* Eat smaller, more-frequent meals to reduce bloating and the sensation of fullness.
* Limit salt and salty foods to reduce bloating and fluid retention.
* Choose foods high in complex carbohydrates, such as fruits, vegetables and whole grains.
* Choose foods rich in calcium.
* Avoid caffeine and alcohol.
What I can do to relieve PMS?
* Take over-the-counter pain medicine like ibuprofen (Advil), naproxen (Aleve), or acetaminophen (Tylenol).
* Do aerobic exercise, like walking, running, riding a bike, swimming, or any activity that gets your heart rate up.
* Do breathing exercises, meditation, or yoga.
* Get plenty of rest.
What vitamin is good for PMS?
Several small studies have found that taking a daily vitamin B-6 supplement may help with many of the psychological symptoms of PMS, including moodiness, irritability, and anxiety.
How can I control my PMS emotions?
* Lifestyle changes
* Exercise. Try to be active for at least 30 minutes more days of the week than not.
* Nutrition. Try to resist the junk food cravings that can come with PMS.
* Sleep. Not getting enough sleep can kill your mood if you’re weeks away from your period.
* Stress. Unmanaged stress can worsen mood swings.
When are PMS symptoms the worst?
Premenstrual syndrome (PMS) is when a girl has mood and body changes before or during her period. It’s usually at its worst during the 4 days before a period. PMS usually goes away 2 to 3 days after the period begins.
How can I balance my hormones during PMS?
The following PMS treatment options can help stabilize mood swings and improve a woman’s emotional health in the weeks before menstruation:
* Exercise. Physical activity can lift moods and improve depression.
* Small, frequent meals.
* Calcium supplements.
* Avoid caffeine, alcohol, and sweets.
* Stress management.
What causes really bad PMS?
Chemical changes in the brain.
Fluctuations of serotonin, a brain chemical (neurotransmitter) that’s thought to play a crucial role in mood states, could trigger PMS symptoms. Insufficient amounts of serotonin may contribute to premenstrual depression, as well as to fatigue, food cravings and sleep problems.
Does PMS worsen with age?
The symptoms of PMS can appear any time between puberty and menopause, but the most common age for it to start to become a problem is during the late 20s to early 30s. Symptoms of PMS may get worse with age and stress, although the underlying causes are not well understood.
Why is my PMS so bad as I get older?
If you’re approaching menopause, fluctuating hormone levels may be responsible for worsening PMS symptoms. Research shows that women who suffer from PMS earlier in life tend to have a rockier transition to menopause later in life. These hormonal changes can cause PMS to flare up more noticeably every month.
Does PMS get worse in your 40s?
Yes. PMS symptoms may get worse as you reach your late 30s or 40s and approach menopause and are in the transition to menopause, called perimenopause. This is especially true for women whose moods are sensitive to changing hormone levels during the menstrual cycle.

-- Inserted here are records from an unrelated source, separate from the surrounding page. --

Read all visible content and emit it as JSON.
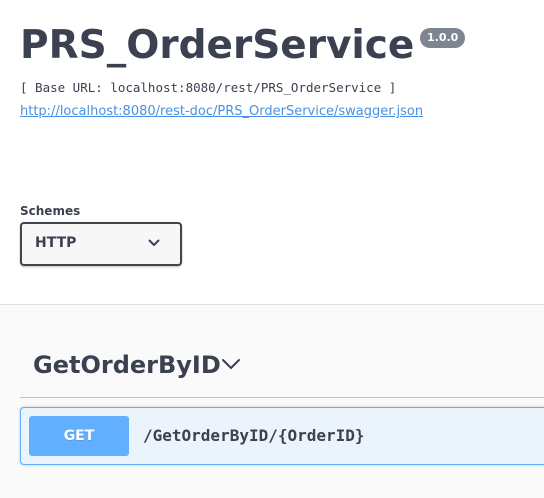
{
  "info": {
    "title": "PRS_OrderService",
    "version": "1.0.0",
    "base_url": "[ Base URL: localhost:8080/rest/PRS_OrderService ]",
    "swagger_link": "http://localhost:8080/rest-doc/PRS_OrderService/swagger.json"
  },
  "schemes": {
    "label": "Schemes",
    "selected": "HTTP",
    "icon": "chevron-down-icon"
  },
  "tag": {
    "name": "GetOrderByID",
    "icon": "chevron-down-icon"
  },
  "operation": {
    "method": "GET",
    "path": "/GetOrderByID/{OrderID}"
  },
  "colors": {
    "text": "#3b4151",
    "link": "#4990e2",
    "version_badge": "#7d8492",
    "get_accent": "#61affe",
    "get_background": "#ebf3fb",
    "ops_background": "#fafafa"
  }
}
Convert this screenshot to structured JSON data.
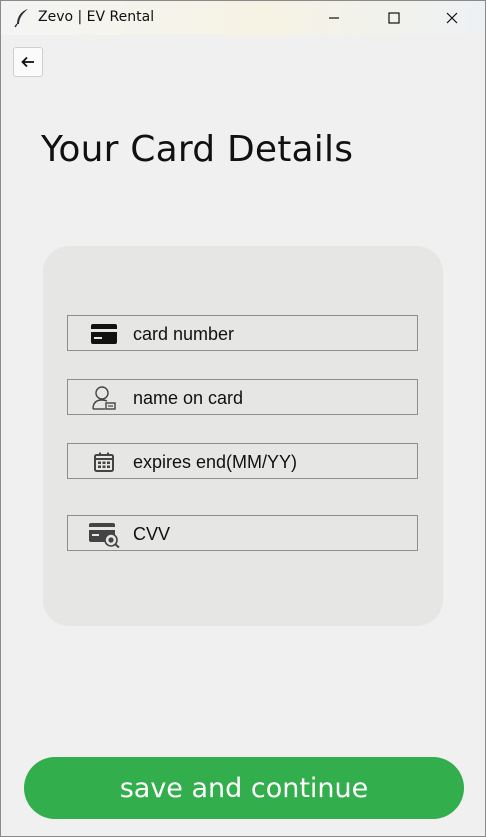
{
  "window": {
    "title": "Zevo | EV Rental",
    "app_icon": "feather-icon",
    "controls": [
      "minimize-icon",
      "maximize-icon",
      "close-icon"
    ]
  },
  "nav": {
    "back_icon": "arrow-left-icon",
    "back_symbol": "←"
  },
  "page": {
    "title": "Your Card Details"
  },
  "form": {
    "fields": [
      {
        "icon": "credit-card-icon",
        "placeholder": "card number"
      },
      {
        "icon": "user-badge-icon",
        "placeholder": "name on card"
      },
      {
        "icon": "calendar-icon",
        "placeholder": "expires end(MM/YY)"
      },
      {
        "icon": "card-security-icon",
        "placeholder": "CVV"
      }
    ]
  },
  "actions": {
    "save_label": "save and continue"
  },
  "colors": {
    "accent": "#33ae4c",
    "panel": "#e6e6e4",
    "background": "#f0f0f0"
  }
}
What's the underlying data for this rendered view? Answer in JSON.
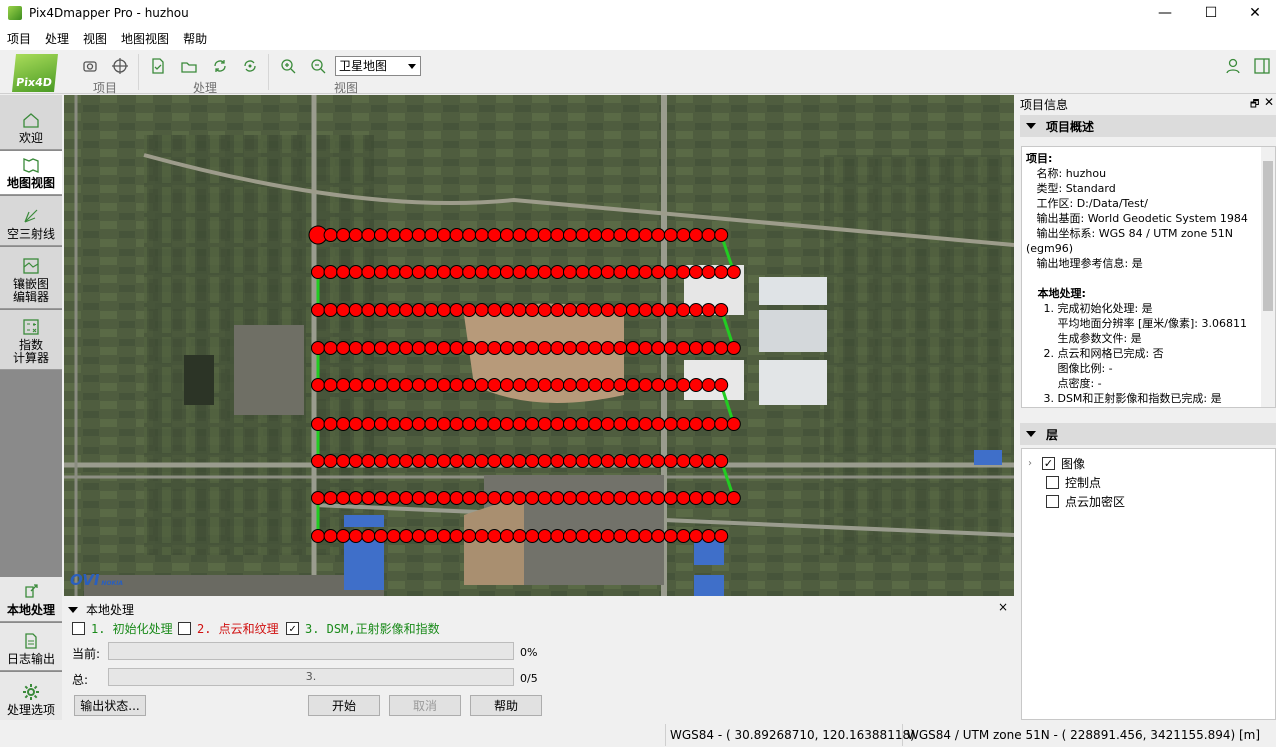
{
  "window": {
    "title": "Pix4Dmapper Pro - huzhou",
    "minimize": "—",
    "maximize": "☐",
    "close": "✕"
  },
  "menu": [
    "项目",
    "处理",
    "视图",
    "地图视图",
    "帮助"
  ],
  "toolbar": {
    "logo": "Pix4D",
    "groups": [
      "项目",
      "处理",
      "视图"
    ],
    "map_type": "卫星地图"
  },
  "sidebar": {
    "items": [
      {
        "label": "欢迎",
        "icon": "home-icon"
      },
      {
        "label": "地图视图",
        "icon": "map-icon"
      },
      {
        "label": "空三射线",
        "icon": "ray-icon"
      },
      {
        "label": "镶嵌图\n编辑器",
        "icon": "mosaic-icon"
      },
      {
        "label": "指数\n计算器",
        "icon": "calculator-icon"
      }
    ],
    "bottom": [
      {
        "label": "本地处理",
        "icon": "process-icon"
      },
      {
        "label": "日志输出",
        "icon": "log-icon"
      },
      {
        "label": "处理选项",
        "icon": "gear-icon"
      }
    ]
  },
  "map": {
    "logo": "OVI",
    "logo_sub": "NOKIA"
  },
  "processing": {
    "title": "本地处理",
    "close": "×",
    "steps": [
      {
        "label": "1. 初始化处理",
        "checked": false,
        "color": "#1a8a1a"
      },
      {
        "label": "2. 点云和纹理",
        "checked": false,
        "color": "#d01010"
      },
      {
        "label": "3. DSM,正射影像和指数",
        "checked": true,
        "color": "#1a8a1a"
      }
    ],
    "current_label": "当前:",
    "current_value": "0%",
    "total_label": "总:",
    "total_bar_text": "3.",
    "total_value": "0/5",
    "buttons": {
      "output_status": "输出状态...",
      "start": "开始",
      "cancel": "取消",
      "help": "帮助"
    }
  },
  "project_info": {
    "title": "项目信息",
    "float": "🗗",
    "close": "✕",
    "overview_title": "项目概述",
    "lines": [
      "项目:",
      "   名称: huzhou",
      "   类型: Standard",
      "   工作区: D:/Data/Test/",
      "   输出基面: World Geodetic System 1984",
      "   输出坐标系: WGS 84 / UTM zone 51N",
      "(egm96)",
      "   输出地理参考信息: 是",
      "",
      "   本地处理:",
      "     1. 完成初始化处理: 是",
      "         平均地面分辨率 [厘米/像素]: 3.06811",
      "         生成参数文件: 是",
      "     2. 点云和网格已完成: 否",
      "         图像比例: -",
      "         点密度: -",
      "     3. DSM和正射影像和指数已完成: 是"
    ],
    "layers_title": "层",
    "layers": [
      {
        "label": "图像",
        "checked": true
      },
      {
        "label": "控制点",
        "checked": false
      },
      {
        "label": "点云加密区",
        "checked": false
      }
    ]
  },
  "status": {
    "wgs": "WGS84 - ( 30.89268710,  120.16388118)",
    "utm": "WGS84 / UTM zone 51N - (    228891.456,    3421155.894) [m]"
  },
  "colors": {
    "flight_point": "#ff0000",
    "flight_line": "#22cc22"
  }
}
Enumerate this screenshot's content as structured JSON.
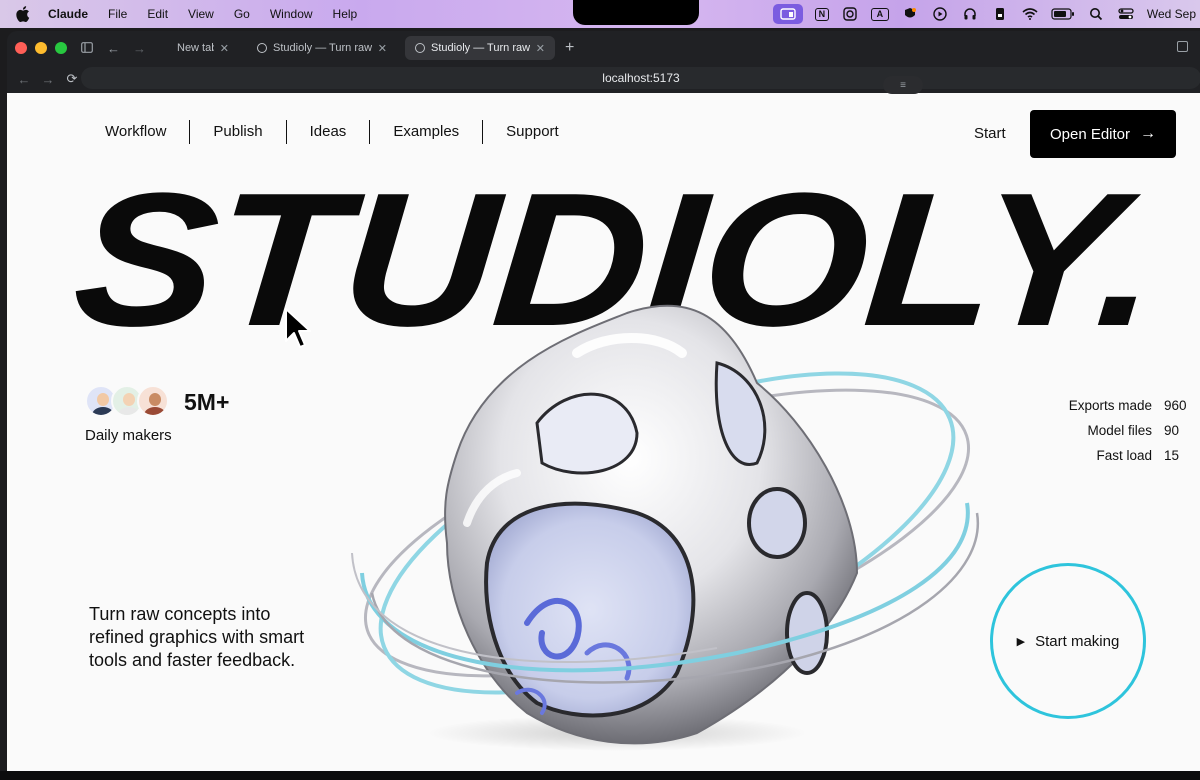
{
  "menubar": {
    "app_name": "Claude",
    "items": [
      "File",
      "Edit",
      "View",
      "Go",
      "Window",
      "Help"
    ],
    "tray_icons": [
      "screen-share-icon",
      "notion-icon",
      "record-icon",
      "keyboard-a-icon",
      "vpn-icon",
      "play-icon",
      "headphones-icon",
      "device-icon",
      "wifi-icon",
      "battery-icon",
      "search-icon",
      "control-center-icon"
    ],
    "clock": "Wed Sep"
  },
  "browser": {
    "tabs": [
      {
        "label": "New tab"
      },
      {
        "label": "Studioly — Turn raw co"
      },
      {
        "label": "Studioly — Turn raw co"
      }
    ],
    "active_tab": 2,
    "url": "localhost:5173",
    "handle_glyph": "≡"
  },
  "page": {
    "nav": [
      "Workflow",
      "Publish",
      "Ideas",
      "Examples",
      "Support"
    ],
    "start_link": "Start",
    "cta_label": "Open Editor",
    "cta_arrow": "→",
    "hero_title": "STUDIOLY.",
    "makers_count": "5M+",
    "makers_label": "Daily makers",
    "stats": [
      {
        "label": "Exports made",
        "value": "960"
      },
      {
        "label": "Model files",
        "value": "90"
      },
      {
        "label": "Fast load",
        "value": "15"
      }
    ],
    "tagline": "Turn raw concepts into refined graphics with smart tools and faster feedback.",
    "start_making_label": "Start making",
    "start_making_icon": "▶"
  },
  "colors": {
    "accent_ring": "#2ec4dc",
    "cta_bg": "#000000",
    "page_bg": "#fafafa",
    "menubar_purple": "#c9a9ee"
  }
}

Does b12 help with PMS?
For period cramps and other menstrual symptoms, such as headaches, nausea and fatigue, women may find lasting relief from daily doses of fish oil and vitamin B-12, according to a small Danish study.
How long can PMS last?
PMS symptoms can begin around day 14 and last until seven days after the start of menstruation. The symptoms of PMS are usually mild or moderate.
How much magnesium should I take for PMS?
Magnesium. If you have symptoms like bloating, fluid retention, and tenderness in your breasts, you might benefit from taking about 360 mg of magnesium a day.